Data provided below:
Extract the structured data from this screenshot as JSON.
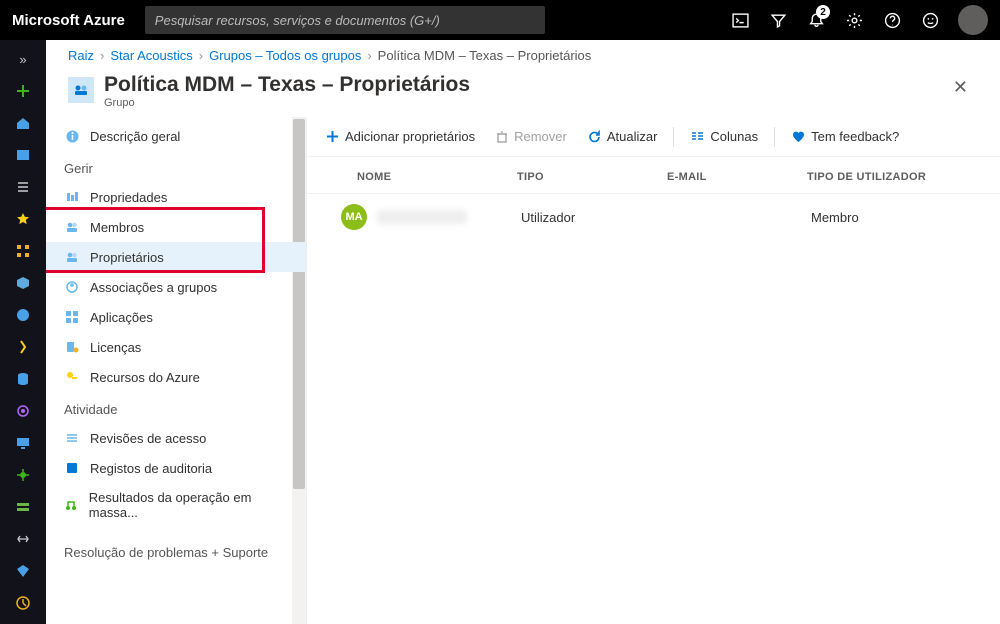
{
  "brand": "Microsoft Azure",
  "search": {
    "placeholder": "Pesquisar recursos, serviços e documentos (G+/)"
  },
  "notifications": {
    "count": "2"
  },
  "breadcrumbs": {
    "items": [
      "Raiz",
      "Star Acoustics",
      "Grupos – Todos os grupos"
    ],
    "current": "Política MDM – Texas – Proprietários"
  },
  "page": {
    "title": "Política MDM – Texas – Proprietários",
    "subtitle": "Grupo"
  },
  "nav": {
    "overview": "Descrição geral",
    "section_manage": "Gerir",
    "properties": "Propriedades",
    "members": "Membros",
    "owners": "Proprietários",
    "group_memberships": "Associações a grupos",
    "applications": "Aplicações",
    "licenses": "Licenças",
    "azure_resources": "Recursos do Azure",
    "section_activity": "Atividade",
    "access_reviews": "Revisões de acesso",
    "audit_logs": "Registos de auditoria",
    "bulk_op": "Resultados da operação em massa...",
    "section_support": "Resolução de problemas + Suporte"
  },
  "cmdbar": {
    "add_owners": "Adicionar proprietários",
    "remove": "Remover",
    "refresh": "Atualizar",
    "columns": "Colunas",
    "feedback": "Tem feedback?"
  },
  "table": {
    "headers": {
      "name": "NOME",
      "type": "TIPO",
      "email": "E-MAIL",
      "user_type": "TIPO DE UTILIZADOR"
    },
    "rows": [
      {
        "initials": "MA",
        "name": "",
        "type": "Utilizador",
        "email": "",
        "user_type": "Membro"
      }
    ]
  }
}
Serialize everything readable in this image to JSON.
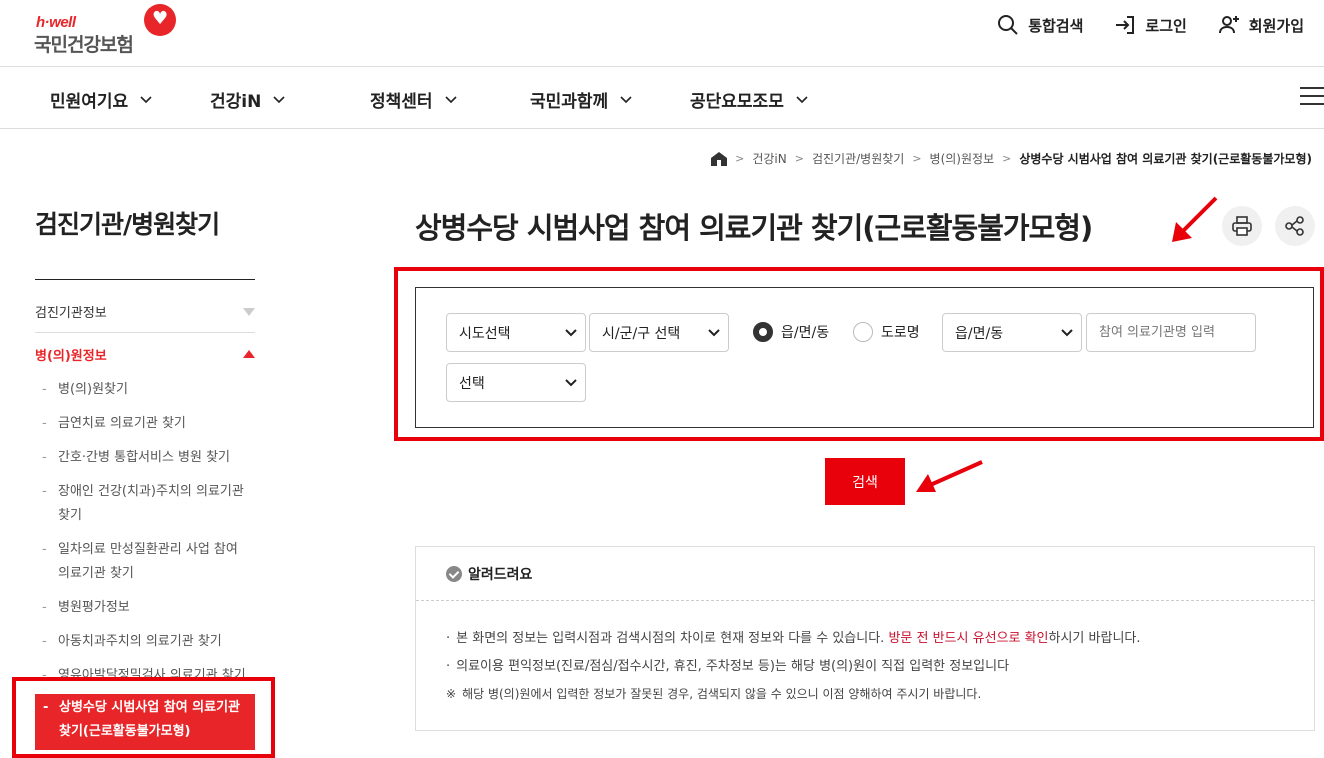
{
  "header": {
    "logo_top": "h·well",
    "logo_main": "국민건강보험",
    "links": {
      "search": "통합검색",
      "login": "로그인",
      "signup": "회원가입"
    }
  },
  "gnb": {
    "items": [
      "민원여기요",
      "건강iN",
      "정책센터",
      "국민과함께",
      "공단요모조모"
    ]
  },
  "breadcrumb": {
    "items": [
      "건강iN",
      "검진기관/병원찾기",
      "병(의)원정보"
    ],
    "current": "상병수당 시범사업 참여 의료기관 찾기(근로활동불가모형)"
  },
  "sidebar": {
    "title": "검진기관/병원찾기",
    "groups": [
      "검진기관정보",
      "병(의)원정보"
    ],
    "subitems": [
      "병(의)원찾기",
      "금연치료 의료기관 찾기",
      "간호·간병 통합서비스 병원 찾기",
      "장애인 건강(치과)주치의 의료기관 찾기",
      "일차의료 만성질환관리 사업 참여 의료기관 찾기",
      "병원평가정보",
      "아동치과주치의 의료기관 찾기",
      "영유아발달정밀검사 의료기관 찾기",
      "상병수당 시범사업 참여 의료기관 찾기(근로활동불가모형)"
    ]
  },
  "main": {
    "title": "상병수당 시범사업 참여 의료기관 찾기(근로활동불가모형)",
    "form": {
      "sido": "시도선택",
      "sigungu": "시/군/구 선택",
      "radio_town": "읍/면/동",
      "radio_road": "도로명",
      "town_select": "읍/면/동",
      "name_placeholder": "참여 의료기관명 입력",
      "type_select": "선택",
      "search_button": "검색"
    },
    "notice": {
      "title": "알려드려요",
      "line1_a": "본 화면의 정보는 입력시점과 검색시점의 차이로 현재 정보와 다를 수 있습니다. ",
      "line1_red": "방문 전 반드시 유선으로 확인",
      "line1_b": "하시기 바랍니다.",
      "line2": "의료이용 편익정보(진료/점심/접수시간, 휴진, 주차정보 등)는 해당 병(의)원이 직접 입력한 정보입니다",
      "line3_mark": "※",
      "line3": "해당 병(의)원에서 입력한 정보가 잘못된 경우, 검색되지 않을 수 있으니 이점 양해하여 주시기 바랍니다."
    }
  },
  "colors": {
    "brand_red": "#e8262a",
    "highlight_red": "#e8000b"
  }
}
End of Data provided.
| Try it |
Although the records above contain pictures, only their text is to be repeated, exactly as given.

| Answer |
Extract the structured data from this screenshot as JSON.
{
  "brand": "Microsoft Azure",
  "search": {
    "placeholder": "Pesquisar recursos, serviços e documentos (G+/)"
  },
  "notifications": {
    "count": "2"
  },
  "breadcrumbs": {
    "items": [
      "Raiz",
      "Star Acoustics",
      "Grupos – Todos os grupos"
    ],
    "current": "Política MDM – Texas – Proprietários"
  },
  "page": {
    "title": "Política MDM – Texas – Proprietários",
    "subtitle": "Grupo"
  },
  "nav": {
    "overview": "Descrição geral",
    "section_manage": "Gerir",
    "properties": "Propriedades",
    "members": "Membros",
    "owners": "Proprietários",
    "group_memberships": "Associações a grupos",
    "applications": "Aplicações",
    "licenses": "Licenças",
    "azure_resources": "Recursos do Azure",
    "section_activity": "Atividade",
    "access_reviews": "Revisões de acesso",
    "audit_logs": "Registos de auditoria",
    "bulk_op": "Resultados da operação em massa...",
    "section_support": "Resolução de problemas + Suporte"
  },
  "cmdbar": {
    "add_owners": "Adicionar proprietários",
    "remove": "Remover",
    "refresh": "Atualizar",
    "columns": "Colunas",
    "feedback": "Tem feedback?"
  },
  "table": {
    "headers": {
      "name": "NOME",
      "type": "TIPO",
      "email": "E-MAIL",
      "user_type": "TIPO DE UTILIZADOR"
    },
    "rows": [
      {
        "initials": "MA",
        "name": "",
        "type": "Utilizador",
        "email": "",
        "user_type": "Membro"
      }
    ]
  }
}
Serialize everything readable in this image to JSON.
{
  "header": {
    "logo_top": "h·well",
    "logo_main": "국민건강보험",
    "links": {
      "search": "통합검색",
      "login": "로그인",
      "signup": "회원가입"
    }
  },
  "gnb": {
    "items": [
      "민원여기요",
      "건강iN",
      "정책센터",
      "국민과함께",
      "공단요모조모"
    ]
  },
  "breadcrumb": {
    "items": [
      "건강iN",
      "검진기관/병원찾기",
      "병(의)원정보"
    ],
    "current": "상병수당 시범사업 참여 의료기관 찾기(근로활동불가모형)"
  },
  "sidebar": {
    "title": "검진기관/병원찾기",
    "groups": [
      "검진기관정보",
      "병(의)원정보"
    ],
    "subitems": [
      "병(의)원찾기",
      "금연치료 의료기관 찾기",
      "간호·간병 통합서비스 병원 찾기",
      "장애인 건강(치과)주치의 의료기관 찾기",
      "일차의료 만성질환관리 사업 참여 의료기관 찾기",
      "병원평가정보",
      "아동치과주치의 의료기관 찾기",
      "영유아발달정밀검사 의료기관 찾기",
      "상병수당 시범사업 참여 의료기관 찾기(근로활동불가모형)"
    ]
  },
  "main": {
    "title": "상병수당 시범사업 참여 의료기관 찾기(근로활동불가모형)",
    "form": {
      "sido": "시도선택",
      "sigungu": "시/군/구 선택",
      "radio_town": "읍/면/동",
      "radio_road": "도로명",
      "town_select": "읍/면/동",
      "name_placeholder": "참여 의료기관명 입력",
      "type_select": "선택",
      "search_button": "검색"
    },
    "notice": {
      "title": "알려드려요",
      "line1_a": "본 화면의 정보는 입력시점과 검색시점의 차이로 현재 정보와 다를 수 있습니다. ",
      "line1_red": "방문 전 반드시 유선으로 확인",
      "line1_b": "하시기 바랍니다.",
      "line2": "의료이용 편익정보(진료/점심/접수시간, 휴진, 주차정보 등)는 해당 병(의)원이 직접 입력한 정보입니다",
      "line3_mark": "※",
      "line3": "해당 병(의)원에서 입력한 정보가 잘못된 경우, 검색되지 않을 수 있으니 이점 양해하여 주시기 바랍니다."
    }
  },
  "colors": {
    "brand_red": "#e8262a",
    "highlight_red": "#e8000b"
  }
}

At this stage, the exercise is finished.